Research Interests

In general terms my work focuses on the structure, formation, and evolution of elliptical galaxies and galaxy groups. There are many things we don't fully understand about these systems: Elliptical galaxies are the end products of galaxy evolution, but we don't know how they form, and in particular how some of them build up halos of multi-million degree gas. Galaxy groups are the environment in which most galaxies reside, but their properties vary hugely, from small associations of a handful of spiral galaxies to massive systems with several elliptical galaxies and an extensive halo of hot gas containing more mass than all the galaxies combined. How groups evolve between these extremes, how they build their hot halos, and the feedback processes that prevent the gas cooling and forming stars, are all areas of active research.

The goal of my current position is to investigate the last of these areas, feedback processes in galaxy groups. The hot gas in the cores of groups is dense enough to cool, but we do not see it cooling as fast as expected. There are various processes that could heat the gas, but at present it appears the most important is heating by the jets of relativistic plasma thrown out by the black holes in the centres of galaxies. These jets drive into the hot gas, causing shocks, and inflate bubbles which heat and lift the gas as they move through it. Investigating these processes requires both excellent X-ray data, to see the gas, and detailed radio observations at multiple frequencies, to see the jets and the plasma in the bubbles - our project uses the Chandra and XMM-Newton X-ray observatories and the GMRT and VLA radio arrays.

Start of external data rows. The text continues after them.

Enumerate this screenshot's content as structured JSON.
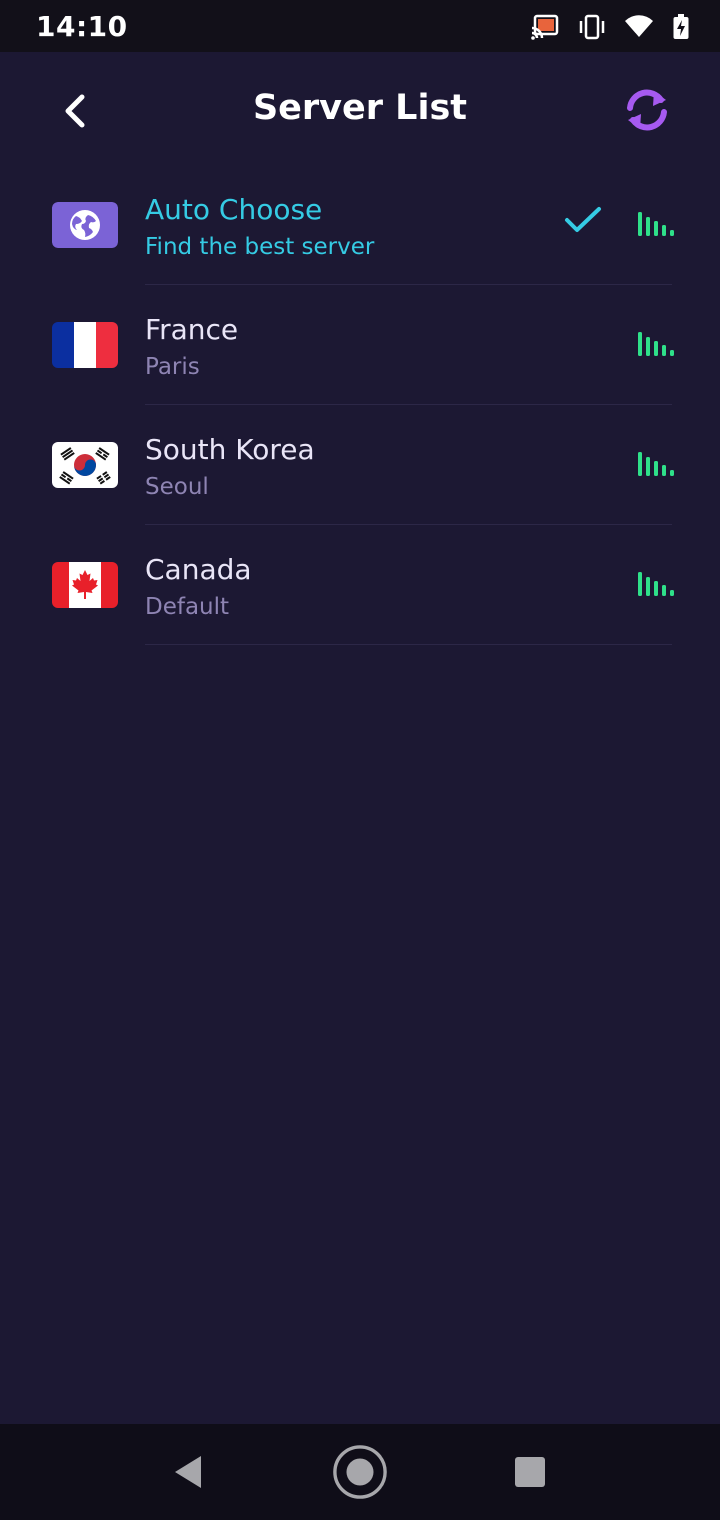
{
  "status_bar": {
    "time": "14:10",
    "icons": [
      "cast-icon",
      "vibrate-icon",
      "wifi-icon",
      "battery-charging-icon"
    ]
  },
  "header": {
    "title": "Server List",
    "back_icon": "chevron-left-icon",
    "refresh_icon": "refresh-icon"
  },
  "colors": {
    "background": "#1c1833",
    "accent": "#35cbe4",
    "signal": "#2fe08a",
    "refresh": "#a65af0"
  },
  "servers": [
    {
      "name": "Auto Choose",
      "subtitle": "Find the best server",
      "flag": "globe-icon",
      "selected": true
    },
    {
      "name": "France",
      "subtitle": "Paris",
      "flag": "france-flag",
      "selected": false
    },
    {
      "name": "South Korea",
      "subtitle": "Seoul",
      "flag": "south-korea-flag",
      "selected": false
    },
    {
      "name": "Canada",
      "subtitle": "Default",
      "flag": "canada-flag",
      "selected": false
    }
  ],
  "nav_bar": {
    "icons": [
      "back-triangle-icon",
      "home-circle-icon",
      "recents-square-icon"
    ]
  }
}
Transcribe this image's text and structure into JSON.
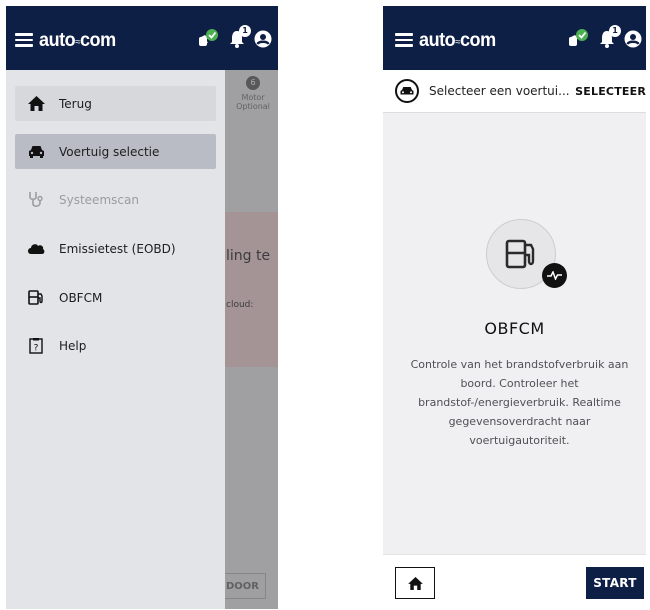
{
  "brand": {
    "logo_left": "auto",
    "logo_sep": "≈",
    "logo_right": "com",
    "primary": "#0e1f45",
    "check": "#4caf50"
  },
  "topbar": {
    "notification_count": "1"
  },
  "left": {
    "background": {
      "motor_num": "6",
      "motor_label": "Motor",
      "motor_sub": "Optional",
      "card_title": "ling te",
      "card_text": "cloud:",
      "door_button": "DOOR"
    },
    "menu": [
      {
        "label": "Terug",
        "icon": "home-icon"
      },
      {
        "label": "Voertuig selectie",
        "icon": "car-icon"
      },
      {
        "label": "Systeemscan",
        "icon": "stethoscope-icon"
      },
      {
        "label": "Emissietest (EOBD)",
        "icon": "emission-cloud-icon"
      },
      {
        "label": "OBFCM",
        "icon": "fuel-pump-icon"
      },
      {
        "label": "Help",
        "icon": "help-icon"
      }
    ]
  },
  "right": {
    "select_text": "Selecteer een voertui...",
    "select_button": "SELECTEER",
    "title": "OBFCM",
    "description": "Controle van het brandstofverbruik aan boord. Controleer het brandstof-/energieverbruik. Realtime gegevensoverdracht naar voertuigautoriteit.",
    "start_button": "START"
  }
}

Other areas of interest include:

Gas mixing and metal transport in X-ray bright groups

X-ray/radio/optical image of NGC 5044, a group of galaxies in which an infalling galaxy has set the group core ocsillating, transporting metals out into the intra-group gas

The image to the left shows the X-ray brightest group in the sky and its central dominant elliptical, NGC 5044. Using a deep XMM-Newton X-ray observation, we image the hot gas bound in the gravitational well of the group (shown in blue) and mapped the distribution of heavy elements in that gas (primarily Iron, shown in purple). Previous studies had shown that the gas in this group is sloshing, oscillating around its gravitational centre. Our maps shows that this motion has left a spiral trail of metal-enriched gas; the larger purple region in the centre and upper right is the central clump of enriched gas around the elliptical, while the clump to the lower left is the spiral trail viewed end-on. As well as transporting these metals out of the group core, the sloshing motion has influenced an old radio jet and lobe (shown in green, using GMRT 235 MHz data), probably drawing the lobe back toward the group core and distorting the jet and lobe morphology.

Evolving and spiral-rich groups.

X-ray/optical image of Stephan's Quintet, a group of five galaxies, in which an infalling galaxy has shock heated an intergalactic gas filament to several million degrees.

The image to the right shows the well known spiral-rich group Stephan's Quintet. Using some very high-quality Chandra data we were able to confirm the presence of an oblique shock in the system, caused by the collision (at roughly 900 km/s) of an infalling spiral galaxy with a filament of neutral Hydrogen gas - the curving blue region in the middle of the image above is that gas, shock heated to 10 million K. We also raised the possibility that much of the hot gas elsewhere in the group may have been shock heated by previous galactic collisions. The Chandra Education and Public Outreach group picked up the data for a public image release (the image above), and it made it into the 2010 Chandra calendar.

Scaling relations in ellipticals and groups.

The effects of environment on elliptical galaxies, isolated ellipticals and fossil systems.

Dark matter content and distribution in ellipticals.

Mergers and merger shocks in galaxy groups.